No Comments Yet

A tasty, if not always tasteful, tale of supernatural mayhem that fans of King and Crichton alike will enjoy.

Reader Votes

  • Readers Vote
  • 59

Our Verdict

  • Our Verdict
  • GET IT

  • New York Times Bestseller


Are we not men? We are—well, ask Bigfoot, as Brooks does in this delightful yarn, following on his bestseller World War Z (2006).

A zombie apocalypse is one thing. A volcanic eruption is quite another, for, as the journalist who does a framing voice-over narration for Brooks’ latest puts it, when Mount Rainier popped its cork, “it was the psychological aspect, the hyperbole-fueled hysteria that had ended up killing the most people.” Maybe, but the sasquatches whom the volcano displaced contributed to the statistics, too, if only out of self-defense. Brooks places the epicenter of the Bigfoot war in a high-tech hideaway populated by the kind of people you might find in a Jurassic Park franchise: the schmo who doesn’t know how to do much of anything but tries anyway, the well-intentioned bleeding heart, the know-it-all intellectual who turns out to know the wrong things, the immigrant with a tough backstory and an instinct for survival. Indeed, the novel does double duty as a survival manual, packed full of good advice—for instance, try not to get wounded, for “injury turns you from a giver to a taker. Taking up our resources, our time to care for you.” Brooks presents a case for making room for Bigfoot in the world while peppering his narrative with timely social criticism about bad behavior on the human side of the conflict: The explosion of Rainier might have been better forecast had the president not slashed the budget of the U.S. Geological Survey, leading to “immediate suspension of the National Volcano Early Warning System,” and there’s always someone around looking to monetize the natural disaster and the sasquatch-y onslaught that follows. Brooks is a pro at building suspense even if it plays out in some rather spectacularly yucky episodes, one involving a short spear that takes its name from “the sucking sound of pulling it out of the dead man’s heart and lungs.” Grossness aside, it puts you right there on the scene.

A tasty, if not always tasteful, tale of supernatural mayhem that fans of King and Crichton alike will enjoy.

Pub Date: June 16, 2020

ISBN: 978-1-9848-2678-7

Page Count: 304

Publisher: Del Rey/Ballantine

Review Posted Online: Feb. 10, 2020

Kirkus Reviews Issue: March 1, 2020

Did you like this book?

Finding positivity in negative pregnancy-test results, this depiction of a marriage in crisis is nearly perfect.


Named for an imperfectly worded fortune cookie, Hoover's (It Ends with Us, 2016, etc.) latest compares a woman’s relationship with her husband before and after she finds out she’s infertile.

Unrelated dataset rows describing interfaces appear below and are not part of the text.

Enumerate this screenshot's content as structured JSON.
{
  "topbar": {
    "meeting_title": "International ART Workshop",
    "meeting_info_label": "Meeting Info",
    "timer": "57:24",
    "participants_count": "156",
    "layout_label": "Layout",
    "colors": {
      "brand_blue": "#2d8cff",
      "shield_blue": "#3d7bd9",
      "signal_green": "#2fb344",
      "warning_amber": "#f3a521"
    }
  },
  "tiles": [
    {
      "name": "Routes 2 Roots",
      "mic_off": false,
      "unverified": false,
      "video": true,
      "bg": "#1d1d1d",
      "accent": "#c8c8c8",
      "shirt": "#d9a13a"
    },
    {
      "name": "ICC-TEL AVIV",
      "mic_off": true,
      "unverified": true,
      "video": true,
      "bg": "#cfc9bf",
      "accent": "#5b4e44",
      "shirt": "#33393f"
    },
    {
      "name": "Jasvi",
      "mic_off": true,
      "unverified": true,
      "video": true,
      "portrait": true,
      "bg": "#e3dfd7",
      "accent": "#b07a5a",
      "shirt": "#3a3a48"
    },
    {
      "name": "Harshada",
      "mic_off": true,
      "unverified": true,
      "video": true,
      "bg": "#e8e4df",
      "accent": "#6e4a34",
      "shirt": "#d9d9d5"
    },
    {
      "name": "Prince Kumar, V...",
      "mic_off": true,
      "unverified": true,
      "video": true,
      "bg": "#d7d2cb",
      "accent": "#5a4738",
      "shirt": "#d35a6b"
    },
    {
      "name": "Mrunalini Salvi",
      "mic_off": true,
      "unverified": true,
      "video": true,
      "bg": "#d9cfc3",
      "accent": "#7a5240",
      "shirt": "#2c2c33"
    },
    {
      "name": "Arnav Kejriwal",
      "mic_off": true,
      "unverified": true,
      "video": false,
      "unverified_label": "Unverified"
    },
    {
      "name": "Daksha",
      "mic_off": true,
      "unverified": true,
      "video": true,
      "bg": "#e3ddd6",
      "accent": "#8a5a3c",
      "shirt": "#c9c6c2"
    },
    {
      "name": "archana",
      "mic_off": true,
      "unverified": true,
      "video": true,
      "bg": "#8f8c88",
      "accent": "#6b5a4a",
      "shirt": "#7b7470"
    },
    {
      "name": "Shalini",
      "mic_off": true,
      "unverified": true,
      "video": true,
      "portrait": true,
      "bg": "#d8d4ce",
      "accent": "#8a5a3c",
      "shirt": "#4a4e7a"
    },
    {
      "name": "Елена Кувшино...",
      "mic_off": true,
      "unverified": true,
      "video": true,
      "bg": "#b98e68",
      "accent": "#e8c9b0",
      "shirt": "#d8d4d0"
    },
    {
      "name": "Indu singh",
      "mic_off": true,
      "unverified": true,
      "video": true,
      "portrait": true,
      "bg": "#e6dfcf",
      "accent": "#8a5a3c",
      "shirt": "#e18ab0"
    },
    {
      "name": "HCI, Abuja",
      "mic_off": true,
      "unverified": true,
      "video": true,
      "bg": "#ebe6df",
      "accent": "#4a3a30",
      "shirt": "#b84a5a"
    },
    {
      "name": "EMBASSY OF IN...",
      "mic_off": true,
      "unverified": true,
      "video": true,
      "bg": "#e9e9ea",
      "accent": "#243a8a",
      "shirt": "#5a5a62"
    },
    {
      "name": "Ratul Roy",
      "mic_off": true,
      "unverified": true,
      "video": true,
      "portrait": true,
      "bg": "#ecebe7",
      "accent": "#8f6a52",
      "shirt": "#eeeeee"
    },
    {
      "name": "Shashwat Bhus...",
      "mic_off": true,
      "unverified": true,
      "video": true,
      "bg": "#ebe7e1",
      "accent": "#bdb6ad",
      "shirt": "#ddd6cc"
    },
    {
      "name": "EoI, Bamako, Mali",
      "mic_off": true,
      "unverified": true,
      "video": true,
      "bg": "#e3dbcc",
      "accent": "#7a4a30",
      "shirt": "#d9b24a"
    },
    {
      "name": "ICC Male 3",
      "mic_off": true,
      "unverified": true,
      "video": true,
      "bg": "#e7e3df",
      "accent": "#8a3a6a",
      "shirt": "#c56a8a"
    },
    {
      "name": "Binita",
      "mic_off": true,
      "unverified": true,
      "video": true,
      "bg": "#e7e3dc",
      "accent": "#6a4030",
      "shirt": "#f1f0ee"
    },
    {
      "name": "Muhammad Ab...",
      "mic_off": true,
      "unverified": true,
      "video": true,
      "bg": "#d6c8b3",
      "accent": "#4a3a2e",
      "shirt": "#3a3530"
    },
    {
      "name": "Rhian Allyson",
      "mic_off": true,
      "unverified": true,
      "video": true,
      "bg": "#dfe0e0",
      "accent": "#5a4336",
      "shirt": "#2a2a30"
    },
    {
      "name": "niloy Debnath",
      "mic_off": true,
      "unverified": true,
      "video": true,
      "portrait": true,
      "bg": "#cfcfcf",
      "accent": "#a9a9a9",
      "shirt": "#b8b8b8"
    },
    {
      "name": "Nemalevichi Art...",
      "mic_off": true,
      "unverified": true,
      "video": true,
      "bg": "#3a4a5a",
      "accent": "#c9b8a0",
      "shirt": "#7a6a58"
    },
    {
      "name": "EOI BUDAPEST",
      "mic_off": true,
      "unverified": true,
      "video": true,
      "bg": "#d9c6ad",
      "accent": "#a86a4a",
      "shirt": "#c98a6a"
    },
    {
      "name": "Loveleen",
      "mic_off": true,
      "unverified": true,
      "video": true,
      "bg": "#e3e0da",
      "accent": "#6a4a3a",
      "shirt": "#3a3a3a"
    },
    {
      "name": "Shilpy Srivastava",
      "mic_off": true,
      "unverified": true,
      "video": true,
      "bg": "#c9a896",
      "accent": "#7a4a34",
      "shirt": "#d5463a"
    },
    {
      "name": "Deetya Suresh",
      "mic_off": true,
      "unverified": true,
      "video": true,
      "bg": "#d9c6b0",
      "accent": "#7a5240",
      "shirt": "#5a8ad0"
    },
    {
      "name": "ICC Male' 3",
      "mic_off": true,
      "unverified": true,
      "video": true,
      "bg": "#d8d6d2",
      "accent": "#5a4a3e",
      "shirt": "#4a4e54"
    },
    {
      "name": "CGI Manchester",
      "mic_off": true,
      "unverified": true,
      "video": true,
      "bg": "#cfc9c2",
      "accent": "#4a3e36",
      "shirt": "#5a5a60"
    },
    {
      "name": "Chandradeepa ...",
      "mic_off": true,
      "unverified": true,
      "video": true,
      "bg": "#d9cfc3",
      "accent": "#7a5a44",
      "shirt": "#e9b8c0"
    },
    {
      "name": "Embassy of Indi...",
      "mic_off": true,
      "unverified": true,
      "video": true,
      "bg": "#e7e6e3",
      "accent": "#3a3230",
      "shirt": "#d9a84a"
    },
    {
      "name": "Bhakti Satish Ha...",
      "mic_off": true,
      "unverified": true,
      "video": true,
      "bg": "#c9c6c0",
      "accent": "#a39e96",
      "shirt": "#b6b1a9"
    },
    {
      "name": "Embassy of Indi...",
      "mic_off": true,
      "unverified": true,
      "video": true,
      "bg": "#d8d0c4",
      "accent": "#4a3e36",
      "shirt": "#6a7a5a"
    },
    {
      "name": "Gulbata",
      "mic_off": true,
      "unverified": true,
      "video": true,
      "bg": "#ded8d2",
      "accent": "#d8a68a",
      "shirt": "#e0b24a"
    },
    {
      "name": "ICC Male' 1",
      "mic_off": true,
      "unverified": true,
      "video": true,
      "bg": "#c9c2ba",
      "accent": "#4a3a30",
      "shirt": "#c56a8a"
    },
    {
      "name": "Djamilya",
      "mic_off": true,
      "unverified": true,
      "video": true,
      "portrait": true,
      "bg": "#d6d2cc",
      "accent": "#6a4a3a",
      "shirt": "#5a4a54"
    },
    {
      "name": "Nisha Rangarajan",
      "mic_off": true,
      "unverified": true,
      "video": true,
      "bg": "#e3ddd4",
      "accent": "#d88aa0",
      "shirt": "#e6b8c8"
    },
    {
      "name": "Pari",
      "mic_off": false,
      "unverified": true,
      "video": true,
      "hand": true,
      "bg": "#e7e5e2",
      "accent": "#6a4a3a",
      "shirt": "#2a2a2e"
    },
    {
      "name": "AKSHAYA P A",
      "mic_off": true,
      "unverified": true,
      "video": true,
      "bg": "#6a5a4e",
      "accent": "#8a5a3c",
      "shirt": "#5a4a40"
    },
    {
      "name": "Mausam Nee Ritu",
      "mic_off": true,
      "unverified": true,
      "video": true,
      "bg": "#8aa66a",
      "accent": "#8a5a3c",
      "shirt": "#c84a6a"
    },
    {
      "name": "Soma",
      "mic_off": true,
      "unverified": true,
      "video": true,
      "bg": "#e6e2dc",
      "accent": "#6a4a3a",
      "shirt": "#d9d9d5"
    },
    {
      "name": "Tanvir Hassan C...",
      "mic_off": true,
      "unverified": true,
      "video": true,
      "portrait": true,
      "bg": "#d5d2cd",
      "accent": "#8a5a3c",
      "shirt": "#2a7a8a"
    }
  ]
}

Quinn meets her future husband, Graham, in front of her soon-to-be-ex-fiance’s apartment, where Graham is about to confront him for having an affair with his girlfriend. A few years later, they are happily married but struggling to conceive. The “then and now” format—with alternating chapters moving back and forth in time—allows a hopeful romance to blossom within a dark but relatable dilemma. Back then, Quinn’s bad breakup leads her to the love of her life. In the now, she’s exhausted a laundry list of fertility options, from IVF treatments to adoption, and the silver lining is harder to find. Quinn’s bad relationship with her wealthy mother also prevents her from asking for more money to throw at the problem. But just when Quinn’s narrative starts to sound like she’s writing a long Facebook rant about her struggles, she reveals the larger issue: Ever since she and Graham have been trying to have a baby, intimacy has become a chore, and she doesn’t know how to tell him. Instead, she hopes the contents of a mystery box she’s kept since their wedding day will help her decide their fate. With a few well-timed silences, Hoover turns the fairly common problem of infertility into the more universal problem of poor communication. Graham and Quinn may or may not become parents, but if they don’t talk about their feelings, they won’t remain a couple, either.

Finding positivity in negative pregnancy-test results, this depiction of a marriage in crisis is nearly perfect.

Pub Date: July 17, 2018

ISBN: 978-1-5011-7159-8

Page Count: 320

Publisher: Atria

Review Posted Online: May 1, 2018

Kirkus Reviews Issue: May 15, 2018

Did you like this book?